A federal court judge in Tampa, Fla., has rejected an ERISA lawsuit by former employees of TrinNet Group Inc. who contended that a pair of TriNet 401(k) plans charged excessive record-keeping fees and retained poor investments.
"Plaintiffs have not put forth any evidence demonstrating that defendants breached their fiduciary duties," wrote U.S. District Court Judge Virginia M. Hernandez Covington on April 26 referencing the record-keeping complaint in the case of Huang et al. vs. TriNet HR III Inc. et al. "In fact, the undisputed record shows the opposite."
As for the plaintiffs' argument that fiduciaries retained poorly performing investments because they didn't adequately monitor the plan, the judge wrote that "there is substantial evidence that defendants prudently monitored the plan."
The judge granted the defendants' motion for summary judgment.
A motion for summary judgment is usually filed after the parties have completed discovery, giving a judge the opportunity to review details of a case. A motion to dismiss, usually requested soon after a complaint is filed, argues the plaintiff has failed to state a claim.
In fact, the judge had turned down the defendants' motion to dismiss the lawsuit in January 2022, writing that disputes between the parties "are better resolved at a later stage of the litigation."
The plaintiffs sued in September 2020, and they amended their complaint 12 months later.
Much of the judge's comments in granting the motion for summary judgment focused on the plaintiffs' expert witness.

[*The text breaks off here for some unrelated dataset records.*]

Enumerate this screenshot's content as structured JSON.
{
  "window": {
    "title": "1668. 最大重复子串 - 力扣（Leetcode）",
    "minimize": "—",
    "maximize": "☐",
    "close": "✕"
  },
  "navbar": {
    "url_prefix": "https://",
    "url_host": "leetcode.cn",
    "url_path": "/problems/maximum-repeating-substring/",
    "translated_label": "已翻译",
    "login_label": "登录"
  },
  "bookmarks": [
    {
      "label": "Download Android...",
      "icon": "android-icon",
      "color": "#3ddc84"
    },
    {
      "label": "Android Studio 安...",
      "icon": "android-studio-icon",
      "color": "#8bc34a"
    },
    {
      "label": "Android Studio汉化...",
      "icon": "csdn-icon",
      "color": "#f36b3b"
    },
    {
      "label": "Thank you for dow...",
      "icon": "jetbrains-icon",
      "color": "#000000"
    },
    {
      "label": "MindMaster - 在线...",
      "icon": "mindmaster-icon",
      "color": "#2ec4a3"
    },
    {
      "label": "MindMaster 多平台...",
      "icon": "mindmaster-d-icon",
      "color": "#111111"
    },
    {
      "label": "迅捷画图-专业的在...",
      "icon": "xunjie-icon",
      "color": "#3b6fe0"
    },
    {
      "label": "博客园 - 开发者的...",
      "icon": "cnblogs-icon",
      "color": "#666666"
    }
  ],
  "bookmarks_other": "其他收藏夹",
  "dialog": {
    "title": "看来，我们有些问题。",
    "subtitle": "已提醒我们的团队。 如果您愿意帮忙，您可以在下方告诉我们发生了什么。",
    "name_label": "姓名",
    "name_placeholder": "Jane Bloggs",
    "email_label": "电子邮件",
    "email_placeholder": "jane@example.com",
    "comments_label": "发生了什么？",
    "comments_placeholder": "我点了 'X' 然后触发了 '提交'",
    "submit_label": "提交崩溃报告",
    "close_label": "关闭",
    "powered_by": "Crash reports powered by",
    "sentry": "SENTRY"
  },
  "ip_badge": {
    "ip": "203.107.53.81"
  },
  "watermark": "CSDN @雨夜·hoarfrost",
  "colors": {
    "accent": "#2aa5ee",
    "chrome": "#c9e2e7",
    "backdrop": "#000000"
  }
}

He "has not demonstrated that his methodology (for evaluating the TriNet plans) is reliable," she wrote. "His testimony is excluded."
TriNet is a professional employer organization that provides employee benefits and human resources services to small and medium-sized business.

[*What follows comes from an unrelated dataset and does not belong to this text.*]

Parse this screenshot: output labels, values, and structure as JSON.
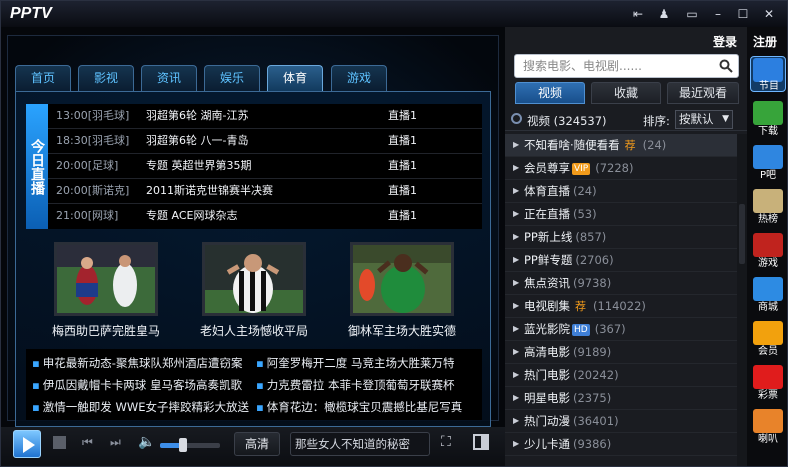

The TriNet 401K Plan had $5.92 billion in assets, and the TriNet Select 401(k) Plan had $2.28 billion in assets as of Dec. 31, 2021, according to the latest Form 5500. Both are based in Bradenton, Fla.